“DuraPozz® is contributing to designing improved workability concrete mixes that produce the dense, durable concrete required in this marine environment. It imparts sulphate resistance and also resistance to chloride induced corrosion,” comments Basil Read’s project director, Jimmy Johnston. “Another key benefit of DuraPozz® is that it helps to control the heat of hydration in mass pours. This is particularly important for the production of Core-loc® concrete armour units in the Basil Read precast yard for the breakwater of the permanent wharf being constructed at the island’s Rupert’s Bay.”

Delivery to St Helena is a challenging exercise with the bulk of the construction equipment and materials being shipped on Basil Read’s vessel, NP Glory 4, out of Walvis Bay in Namibia, with the remainder sailing on the RMS St Helena from Cape Town.

“The DuraPozz® journey begins with Ash Resources’ Lethabo plant filling 1,25 ton bulk bags and loading them into standard 20-foot containers under considerable time pressure to meet vessel stack dates,” says Andrew McKeen, infrastructure civil development manager – Lafarge South Africa.

The Ash Resources’ logistics team rails the containers to Cape Town and arranges for them to be sent either by sea or by road to Walvis Bay in Namibia. There, they are loaded on the Basil Read vessel, which sails a regular 4,600-km round trip from Walvis Bay to St Helena and back on a twenty-day cycle.

Construction of the airport is gathering momentum with the recent completion of the 8-million cubic metre fill for the end of the runway, and pouring of the runway concrete under way together with construction of the terminal buildings. A bulk fuel installation is close to the commissioning phase. The first-ever flights into St Helena are scheduled for July 2015 to undertake the calibration of the airfield’s navigational aids and Air Traffic Control equipment. This will be followed by the inaugural commercial flight in February 2016.

“The design, build and operation of St Helena Airport is a unique project that has brought into play the skills of Basil Read’s blasting, mining, civil engineering, roads and building resources, augmented by our design and logistics teams,” says Johnston. “The support of supplier Ash Resources has been exemplary, not only from a consistent high-quality product perspective but also by the fact that they have not once missed a shipment stack date. It is a privilege to be involved in such a prestigious project that will change the future for St Helena by making it more accessible to the rest of the world.”
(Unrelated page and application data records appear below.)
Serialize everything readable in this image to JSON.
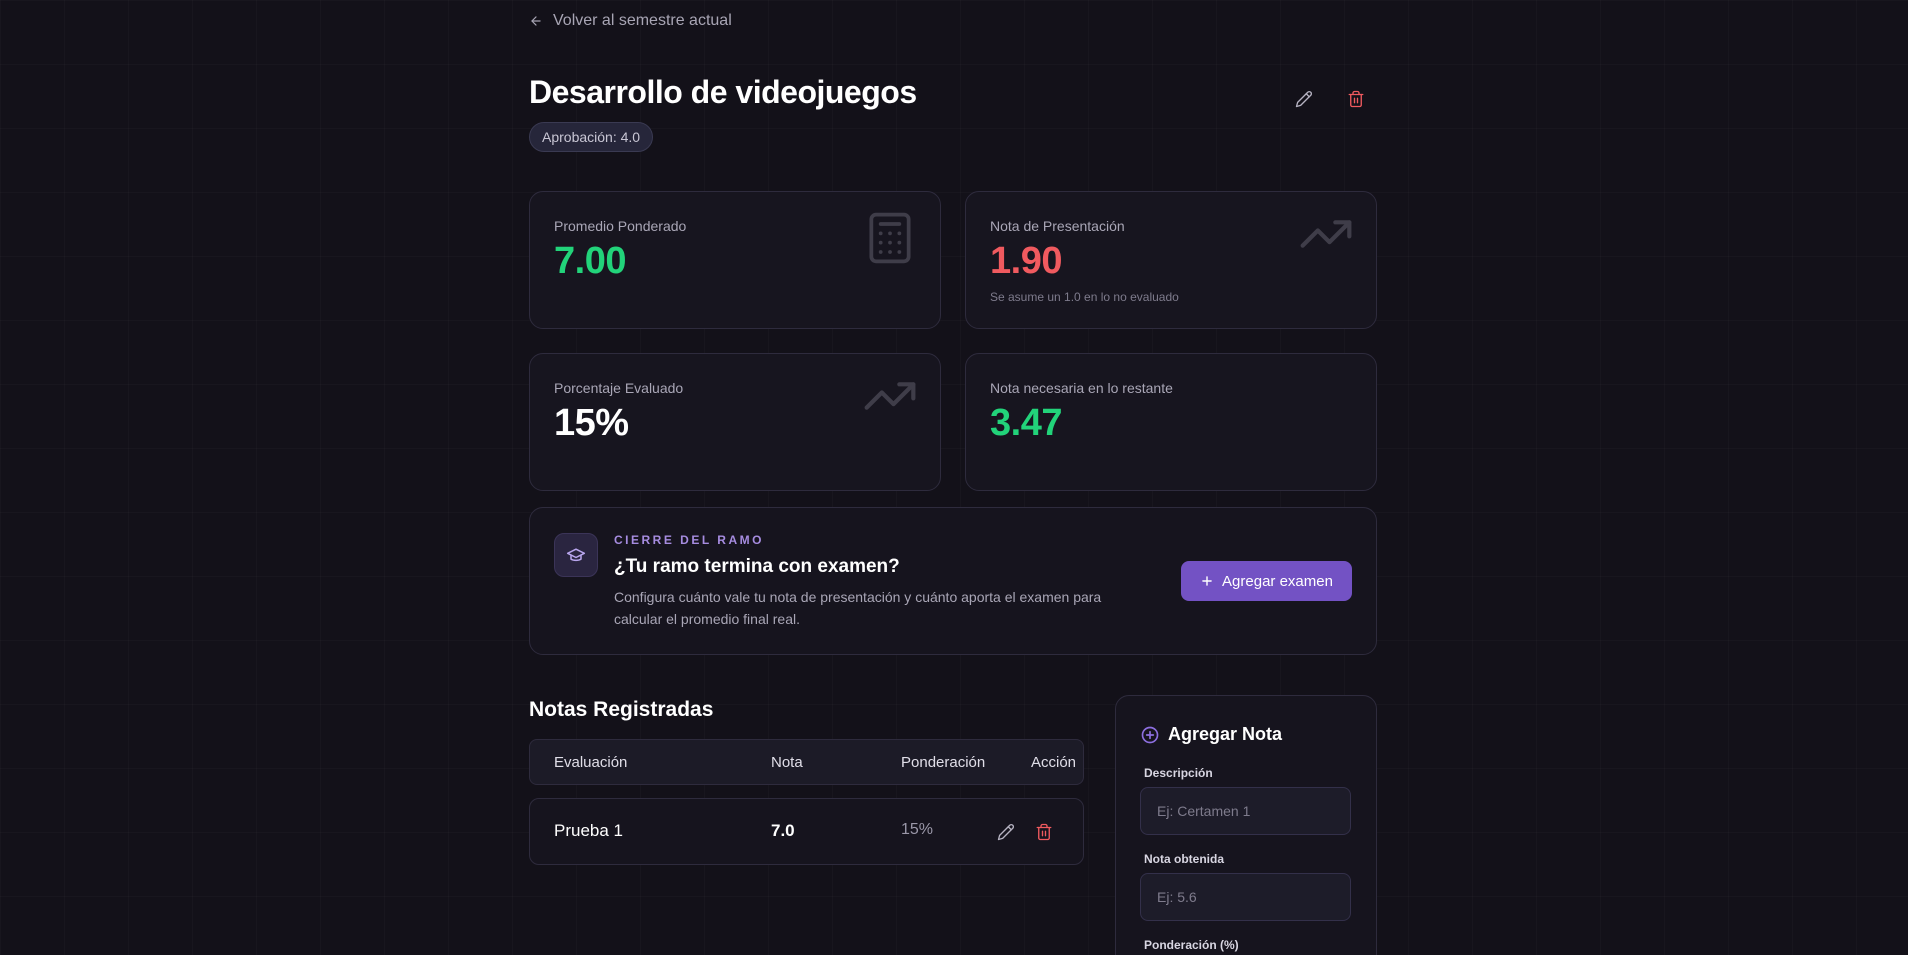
{
  "back_link": {
    "label": "Volver al semestre actual"
  },
  "course": {
    "title": "Desarrollo de videojuegos",
    "approval_badge": "Aprobación: 4.0"
  },
  "stats": {
    "weighted_avg": {
      "label": "Promedio Ponderado",
      "value": "7.00",
      "color": "#22d37a",
      "icon": "calculator-icon"
    },
    "presentation": {
      "label": "Nota de Presentación",
      "value": "1.90",
      "color": "#f05a5f",
      "note": "Se asume un 1.0 en lo no evaluado",
      "icon": "trending-up-icon"
    },
    "evaluated_pct": {
      "label": "Porcentaje Evaluado",
      "value": "15%",
      "color": "#ffffff",
      "icon": "trending-up-icon"
    },
    "needed": {
      "label": "Nota necesaria en lo restante",
      "value": "3.47",
      "color": "#22d37a"
    }
  },
  "cierre": {
    "eyebrow": "CIERRE DEL RAMO",
    "heading": "¿Tu ramo termina con examen?",
    "description": "Configura cuánto vale tu nota de presentación y cuánto aporta el examen para calcular el promedio final real.",
    "button_label": "Agregar examen",
    "accent": "#7352c4"
  },
  "grades": {
    "title": "Notas Registradas",
    "columns": [
      "Evaluación",
      "Nota",
      "Ponderación",
      "Acción"
    ],
    "rows": [
      {
        "evaluacion": "Prueba 1",
        "nota": "7.0",
        "ponderacion": "15%"
      }
    ]
  },
  "add_grade": {
    "title": "Agregar Nota",
    "description_label": "Descripción",
    "description_placeholder": "Ej: Certamen 1",
    "grade_label": "Nota obtenida",
    "grade_placeholder": "Ej: 5.6",
    "weight_label": "Ponderación (%)"
  }
}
More information from Natalie Johnson, Tel: +27(0)11 657 2320 /

Read the latest issue

Latest Issue